When I chanced upon a Facebook newsfeed, “Teach your child not to interrupt in one simple step” by An Everyday Story, the first thought in my mind was, “Can this really be done in one simple step?” It sounds too good to be true. So skeptical me shared the link and showed interest in testing it out. Minutes after posting on my Facebook, some mommy friends vouched its effectiveness.
Two weeks ago, I shared with Hannah that being respectful means allowing others to finish their conversation. I acknowledged that it’s not easy to hold it in when she’s excited to share her thoughts.
I went on to explain that if she wants to talk when I’m in a conversation with someone, she has to place her hand on my wrist and wait. I would place my other hand over hers to acknowledge her wait, and turn to her when ready.

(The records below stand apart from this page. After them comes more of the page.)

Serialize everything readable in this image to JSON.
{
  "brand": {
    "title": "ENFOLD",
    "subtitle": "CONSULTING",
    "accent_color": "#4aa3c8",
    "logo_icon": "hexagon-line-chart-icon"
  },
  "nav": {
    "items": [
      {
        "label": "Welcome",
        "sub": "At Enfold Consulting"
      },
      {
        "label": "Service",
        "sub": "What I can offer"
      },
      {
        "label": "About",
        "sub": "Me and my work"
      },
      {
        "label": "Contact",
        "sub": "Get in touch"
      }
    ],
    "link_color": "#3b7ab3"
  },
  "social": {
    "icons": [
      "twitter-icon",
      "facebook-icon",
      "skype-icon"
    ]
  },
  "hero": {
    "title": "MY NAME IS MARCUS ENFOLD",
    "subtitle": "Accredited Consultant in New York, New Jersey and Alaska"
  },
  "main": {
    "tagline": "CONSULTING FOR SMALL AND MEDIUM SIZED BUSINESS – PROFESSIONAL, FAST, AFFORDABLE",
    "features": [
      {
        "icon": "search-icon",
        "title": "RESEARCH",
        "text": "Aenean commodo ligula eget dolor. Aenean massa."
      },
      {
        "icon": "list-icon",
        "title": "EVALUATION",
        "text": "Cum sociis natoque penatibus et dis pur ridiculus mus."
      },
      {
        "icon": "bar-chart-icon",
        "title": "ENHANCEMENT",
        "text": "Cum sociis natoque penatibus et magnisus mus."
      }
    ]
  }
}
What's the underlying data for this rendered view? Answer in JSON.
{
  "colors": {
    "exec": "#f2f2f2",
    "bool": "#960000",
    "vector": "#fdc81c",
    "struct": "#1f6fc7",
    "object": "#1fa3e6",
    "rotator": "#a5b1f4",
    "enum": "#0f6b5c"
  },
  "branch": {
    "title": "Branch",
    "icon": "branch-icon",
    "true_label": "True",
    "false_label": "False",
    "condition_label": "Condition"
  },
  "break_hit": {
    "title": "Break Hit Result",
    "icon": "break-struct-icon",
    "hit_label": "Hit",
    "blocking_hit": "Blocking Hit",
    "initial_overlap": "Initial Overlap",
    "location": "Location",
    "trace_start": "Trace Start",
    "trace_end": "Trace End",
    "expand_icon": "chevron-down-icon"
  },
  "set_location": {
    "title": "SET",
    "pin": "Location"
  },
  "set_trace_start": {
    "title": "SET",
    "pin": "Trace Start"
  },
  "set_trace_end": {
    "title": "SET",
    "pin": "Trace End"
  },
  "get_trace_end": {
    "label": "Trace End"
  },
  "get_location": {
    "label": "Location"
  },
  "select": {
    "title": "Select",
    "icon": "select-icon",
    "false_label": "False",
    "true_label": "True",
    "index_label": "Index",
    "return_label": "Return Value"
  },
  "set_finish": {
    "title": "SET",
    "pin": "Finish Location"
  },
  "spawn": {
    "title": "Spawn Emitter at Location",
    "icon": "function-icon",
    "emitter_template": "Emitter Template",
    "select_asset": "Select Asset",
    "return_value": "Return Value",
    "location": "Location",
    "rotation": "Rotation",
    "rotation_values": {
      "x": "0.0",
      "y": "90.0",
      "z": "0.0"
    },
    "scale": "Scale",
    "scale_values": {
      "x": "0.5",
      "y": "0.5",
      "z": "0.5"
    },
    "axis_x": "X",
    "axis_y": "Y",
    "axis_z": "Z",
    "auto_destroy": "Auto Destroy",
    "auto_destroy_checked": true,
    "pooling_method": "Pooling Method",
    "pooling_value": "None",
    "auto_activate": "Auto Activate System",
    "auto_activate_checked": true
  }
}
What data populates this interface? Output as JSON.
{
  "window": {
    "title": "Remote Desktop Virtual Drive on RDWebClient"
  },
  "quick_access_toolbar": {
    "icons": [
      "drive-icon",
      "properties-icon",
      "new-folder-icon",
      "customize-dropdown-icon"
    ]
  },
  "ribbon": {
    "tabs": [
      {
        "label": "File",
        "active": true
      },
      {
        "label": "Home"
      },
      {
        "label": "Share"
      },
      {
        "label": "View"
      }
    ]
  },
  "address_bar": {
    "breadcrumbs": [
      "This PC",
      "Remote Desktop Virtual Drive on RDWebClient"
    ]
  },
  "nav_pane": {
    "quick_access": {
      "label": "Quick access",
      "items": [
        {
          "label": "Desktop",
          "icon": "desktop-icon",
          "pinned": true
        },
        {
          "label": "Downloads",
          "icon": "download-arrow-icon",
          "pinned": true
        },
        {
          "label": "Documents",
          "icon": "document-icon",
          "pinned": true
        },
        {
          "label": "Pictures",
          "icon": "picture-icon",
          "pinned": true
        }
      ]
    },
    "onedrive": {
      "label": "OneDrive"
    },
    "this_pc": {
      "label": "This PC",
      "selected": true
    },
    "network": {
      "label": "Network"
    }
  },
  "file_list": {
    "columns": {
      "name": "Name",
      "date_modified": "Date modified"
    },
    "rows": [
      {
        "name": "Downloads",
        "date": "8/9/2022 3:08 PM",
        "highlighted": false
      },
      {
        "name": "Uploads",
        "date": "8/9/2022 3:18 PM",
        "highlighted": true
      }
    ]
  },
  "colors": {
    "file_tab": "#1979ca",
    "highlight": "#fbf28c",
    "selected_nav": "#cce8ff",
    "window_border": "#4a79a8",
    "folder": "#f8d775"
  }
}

Live your beliefs and you can turn the world around.
– Henry David Thoreau-
Here’s my report two weeks later – we have had good results! With the implementation of this method, Hannah is less temperamental as she knows that I hear her, and she’s waiting in line. Previously, she might kick a fuss with words like, “Mama, I want to talk to you…” or “Mama, listen to me please…”
In return, I’ve also used this method when I want to talk to Hannah, and she’s busy talking to Daddy or to her dolls. Why you might ask?
While reading the book, “When You Say ‘Thank You’, Mean It” by Mary O’Donohue, it had me thinking of my response vs. my expected response of her.
It is essential to set an example for the child, both by how the adult treats the child and others around them.
– When You Say ‘Thank You’, Mean It-
Morals and values are often caught not taught.
What other methods do you use to teach manners and values?
P/s: I highly recommend “When You Say ‘Thank You’, Mean It” by Mary O’Donohue to families who wish to guide their children with lifelong values. The book provides a monthly guide with simple exercises for each value (e.g.. gratitude, self-respect, compassion…) that parents could implement within the family.
You might also like to read my other post: Helping your child bond with others